The Sunday before last the weather was nice and sunny. About three o’clock in the afternoon, many were leaving church and heading home. While they stood on the corner of Lake and Central waiting for a bus, shots were fired from a moving car heading north on Central Avenue. Everyone scrambled for cover.

Incidents like this make you wonder: Are the idiots now in charge of Austin? Is it unsafe for a person to stand or walk down a major street like Central Avenue in broad daylight?

But this was just a precursor to what is to come if the police, the elected officials, the ministers, community leaders and parents simply take a wait-and-see attitude.

The Austin community must be pro-active in its ongoing effort to reduce crime. Residents and the police need to take the current cooperative spirit that exists to engage in a series of activities designed to prevent crime from escalating this summer. Police Superintendent Cline should immediately send down the order that police officers in Austin must step up their enforcement of the so-called “minor crimes.”

Cars on Central and other major streets should be stopped, ostensibly to check for seat belt violations, while at the same time making certain that individuals are not driving with drugs and weapons in their vehicles. Police must also pull over cars containing three or more young men with hats tilted to the side and music blaring, while persons speeding, illegally parked, or turning without using the appropriate signals ought to all be ticketed.

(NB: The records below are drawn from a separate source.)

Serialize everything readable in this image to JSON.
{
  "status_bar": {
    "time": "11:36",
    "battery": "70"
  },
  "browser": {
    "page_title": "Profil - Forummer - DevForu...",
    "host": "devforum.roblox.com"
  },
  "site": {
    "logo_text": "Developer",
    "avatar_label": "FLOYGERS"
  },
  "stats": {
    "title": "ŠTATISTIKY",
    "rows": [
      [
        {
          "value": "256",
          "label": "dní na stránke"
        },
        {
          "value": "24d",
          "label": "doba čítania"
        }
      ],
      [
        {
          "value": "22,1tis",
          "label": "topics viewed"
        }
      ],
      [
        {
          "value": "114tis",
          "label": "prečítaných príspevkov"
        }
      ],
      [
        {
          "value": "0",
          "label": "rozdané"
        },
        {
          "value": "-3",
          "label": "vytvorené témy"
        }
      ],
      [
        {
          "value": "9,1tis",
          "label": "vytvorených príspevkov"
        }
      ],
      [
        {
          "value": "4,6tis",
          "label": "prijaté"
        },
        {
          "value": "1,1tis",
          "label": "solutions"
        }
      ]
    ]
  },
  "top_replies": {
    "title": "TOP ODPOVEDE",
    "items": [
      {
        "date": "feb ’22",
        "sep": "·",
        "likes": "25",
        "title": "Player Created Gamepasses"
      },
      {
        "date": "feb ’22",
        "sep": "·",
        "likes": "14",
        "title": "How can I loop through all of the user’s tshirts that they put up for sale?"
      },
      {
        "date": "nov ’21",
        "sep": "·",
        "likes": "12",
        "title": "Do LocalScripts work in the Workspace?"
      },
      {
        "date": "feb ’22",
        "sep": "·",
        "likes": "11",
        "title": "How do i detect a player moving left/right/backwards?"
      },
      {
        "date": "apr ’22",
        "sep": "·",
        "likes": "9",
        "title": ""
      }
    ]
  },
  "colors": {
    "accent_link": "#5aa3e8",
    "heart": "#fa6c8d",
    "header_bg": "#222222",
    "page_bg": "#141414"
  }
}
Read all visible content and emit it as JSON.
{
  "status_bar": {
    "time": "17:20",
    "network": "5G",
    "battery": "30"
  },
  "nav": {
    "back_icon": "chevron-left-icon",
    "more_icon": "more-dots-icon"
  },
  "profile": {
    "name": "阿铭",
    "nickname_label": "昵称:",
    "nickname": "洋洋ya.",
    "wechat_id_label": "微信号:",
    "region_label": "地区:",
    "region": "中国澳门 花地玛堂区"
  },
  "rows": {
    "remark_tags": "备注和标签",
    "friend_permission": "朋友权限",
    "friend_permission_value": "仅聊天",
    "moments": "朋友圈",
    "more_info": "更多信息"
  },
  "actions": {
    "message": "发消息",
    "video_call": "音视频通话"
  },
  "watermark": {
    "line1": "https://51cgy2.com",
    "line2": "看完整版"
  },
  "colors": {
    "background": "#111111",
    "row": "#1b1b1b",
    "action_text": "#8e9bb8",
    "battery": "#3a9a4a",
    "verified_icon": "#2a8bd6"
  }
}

Along with attacking the various traffic violations, police officers should not be afraid to utilize profiling as a means of preventing crime from actually occurring in Austin. White persons walking up and down North Avenue are more than likely looking for drug sales; two or more black men on a side street with hoods on their heads in the summer are most likely seeking to burglarize someone’s home. A single male standing near an alley or an abandoned building could very well be seeking to rape some unsuspecting woman. Individuals driving in Cadillac Escalades and other expensive cars are probably drug dealers. The police have to indicate to all of these individuals that Austin is not the place for their unsavory activities.

However, arresting and ticketing people will not be enough. Every church in Austin needs to take time out to do missionary work in the community. Young people have to be brought into the church by the thousands and engaged in bible study and other programs that will teach proper moral values and civilized behavior.

While at home, Austin’s young should be taught the “value of the belt” and the discipline that hard work teaches a person. During the Austin Labor of Love, volunteers have gone into homes that needed painting or repairing and found able-bodied individuals living there. But they would not pick up a broom or a paintbrush. Austin parents have to start administering some “tough love” to their children, right now!

This work ethic needs to be supported by Austin’s local politicians who are supposed to provide funding for summer work programs. They also should encourage businesses in the area to employ and teach young persons good work practices.

Yes, it is government’s responsibility to give people hope for a better life without crime. The City of Chicago’s summer jobs program is now taking applications. Persons between the ages of 14 and 21 may apply for jobs online at their school, the local library and the Eyes On Austin Job Center. The deadline for applying is April 30, 2005. Every Austin young person should be required to apply.

Finally, all parents and ministers should call aldermen Carothers, Mitts and Smith as well as Congressman Danny Davis and your legislative leaders to demand they make certain Austin students obtain their share of the summer jobs. These same elected officials must be required to account for the fact that other communities receive millions of dollars in assistance for job development, while Austin obtains a mere pittance.